By Dan Charnas
Special to The Washington Post
Wednesday, December 21, 2005
On the cover of a rap magazine from 1995, the Notorious B.I.G. stood superimposed against the skyline of Lower Manhattan, tall as the twin towers behind him. The headline read "The King of New York Takes Over."
Those landmarks are gone now, and so is Biggie's towering presence. In New York his absence is as visible as that hole in the sky. In hip-hop, it tingles like a missing limb. Today, in a crowded nightclub or on the radio, a sound as simple as B.I.G.'s trademark "UNNH!" can bring back waves of collective memory.
The Notorious B.I.G.'s "Duets: The Final Chapter" -- like similar efforts undertaken on behalf of John Lennon and Nat King Cole -- offers the illusion of the fallen icon's presence by stitching previously recorded vocals into new musical clothing. But unlike his former friend Tupac Shakur, B.I.G. never generated the backlog of material that made Pac's posthumous career nearly as prolific as his living, breathing one.
So we've heard these rhymes before. The twist is their juxtaposition alongside new accompaniment -- purposeful and pointed additions from friends he left behind after he was murdered in 1997, and stars who rose after his passing. "Duets" is not just resurrection through recycling; it attempts immortality through interpretation.
Fact is, the best Biggie post-death duets have already been done, and they're not on this album: 2003's "Realest Niggas" with rap titan 50 Cent, and "Runnin' (Dying to Live)," B.I.G.'s inevitable reunion with Tupac. On "Duets," some likely pairings are missing as well, with his proteges Lil' Kim and Little Cease either uninvited or indisposed.
Still, if you've been holding your breath for some stellar faux-collaborations, "Duets" delivers. Jay-Z and Nas are the only contemporaries who come close to matching B.I.G.'s impact and intellect, and they're both here on "Whatchu Want" and "Living in Pain," respectively. Mobb Deep adds a new dimension to Biggie's "Beef." The most inspired pairing is B.I.G. and Big Pun, because it was Pun who filled the void in hip-hop's "corpulent chieftain" archetype after Biggie's death. (When hip-hop needed another fat man, Pun stepped right in -- as Fat Joe did after Pun's untimely death.)
The revelations on "Duets" don't come from any of those likely candidates, though.

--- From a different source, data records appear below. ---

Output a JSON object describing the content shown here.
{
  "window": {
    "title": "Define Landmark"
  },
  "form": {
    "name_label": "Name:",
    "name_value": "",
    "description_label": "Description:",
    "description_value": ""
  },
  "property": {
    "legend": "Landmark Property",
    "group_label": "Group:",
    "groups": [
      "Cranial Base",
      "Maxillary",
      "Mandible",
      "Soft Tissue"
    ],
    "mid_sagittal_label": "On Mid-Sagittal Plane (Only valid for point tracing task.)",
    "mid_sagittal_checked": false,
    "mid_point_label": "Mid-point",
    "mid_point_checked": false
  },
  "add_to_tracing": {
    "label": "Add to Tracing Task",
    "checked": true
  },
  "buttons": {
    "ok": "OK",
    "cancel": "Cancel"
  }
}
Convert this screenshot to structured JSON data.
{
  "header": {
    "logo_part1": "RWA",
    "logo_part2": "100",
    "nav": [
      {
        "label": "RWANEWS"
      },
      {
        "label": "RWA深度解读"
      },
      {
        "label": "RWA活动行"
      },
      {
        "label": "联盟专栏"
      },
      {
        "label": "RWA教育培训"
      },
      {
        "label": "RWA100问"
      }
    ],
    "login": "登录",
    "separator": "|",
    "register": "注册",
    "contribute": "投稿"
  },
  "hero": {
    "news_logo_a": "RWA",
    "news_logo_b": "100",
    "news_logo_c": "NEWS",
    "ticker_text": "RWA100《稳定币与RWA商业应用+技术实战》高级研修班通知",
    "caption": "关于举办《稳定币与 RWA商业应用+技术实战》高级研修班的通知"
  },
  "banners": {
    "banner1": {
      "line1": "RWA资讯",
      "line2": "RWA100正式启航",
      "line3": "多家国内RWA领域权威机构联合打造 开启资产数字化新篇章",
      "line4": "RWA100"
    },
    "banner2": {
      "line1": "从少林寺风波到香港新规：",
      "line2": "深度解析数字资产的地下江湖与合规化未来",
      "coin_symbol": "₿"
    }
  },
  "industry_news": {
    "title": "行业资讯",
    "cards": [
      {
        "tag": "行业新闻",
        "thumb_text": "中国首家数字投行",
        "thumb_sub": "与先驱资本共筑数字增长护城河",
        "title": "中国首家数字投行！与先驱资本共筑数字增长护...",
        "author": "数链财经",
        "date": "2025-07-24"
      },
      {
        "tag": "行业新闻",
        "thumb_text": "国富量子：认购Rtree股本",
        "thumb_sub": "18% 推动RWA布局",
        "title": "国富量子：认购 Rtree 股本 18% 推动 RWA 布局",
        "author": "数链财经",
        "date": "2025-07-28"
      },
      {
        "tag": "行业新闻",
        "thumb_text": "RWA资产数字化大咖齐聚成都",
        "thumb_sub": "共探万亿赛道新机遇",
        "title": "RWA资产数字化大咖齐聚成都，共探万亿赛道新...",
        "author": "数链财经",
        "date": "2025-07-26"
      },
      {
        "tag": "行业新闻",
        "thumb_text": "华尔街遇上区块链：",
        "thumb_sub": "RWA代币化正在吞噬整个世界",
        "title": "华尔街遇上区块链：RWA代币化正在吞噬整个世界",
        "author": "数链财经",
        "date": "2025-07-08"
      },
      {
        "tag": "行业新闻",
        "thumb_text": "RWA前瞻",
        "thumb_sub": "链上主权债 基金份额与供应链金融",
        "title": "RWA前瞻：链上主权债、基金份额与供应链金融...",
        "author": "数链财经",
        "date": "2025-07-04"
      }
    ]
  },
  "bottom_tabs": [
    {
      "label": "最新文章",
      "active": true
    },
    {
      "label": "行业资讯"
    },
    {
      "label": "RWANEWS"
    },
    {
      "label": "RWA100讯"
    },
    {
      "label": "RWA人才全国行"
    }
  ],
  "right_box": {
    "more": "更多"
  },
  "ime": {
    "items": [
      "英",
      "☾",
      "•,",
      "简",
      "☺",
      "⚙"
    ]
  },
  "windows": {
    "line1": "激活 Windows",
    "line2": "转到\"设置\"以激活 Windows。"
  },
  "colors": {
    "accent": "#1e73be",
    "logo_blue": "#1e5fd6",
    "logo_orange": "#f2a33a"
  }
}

The Game, of all people, practically steals the album with his creative verse on "1970 Somethin'," the young Compton rapper's sincerity vouched for by Faith's chorus. But the real marvel is the quiet reflection of Biggie's mother, Violetta Wallace, on "Love Is Everlasting," and the voice of B.I.G.'s daughter T'yanna, whose level of maturity at 13 makes the gun talk around her sound positively juvenile.
The few additional uncanned moments come not from the dark gangsta dirges but from tracks alive with sexual energy. R. Kelly and Biggie are potent in "Mi Casa." And when Puffy's tenor follows B.I.G.'s baritone in "Nasty Girl," for a brief moment it's 1995 again. The club bumps the latest Biggie joint, and the girls dance.
Outside, the towers still stand, and all is right with the world.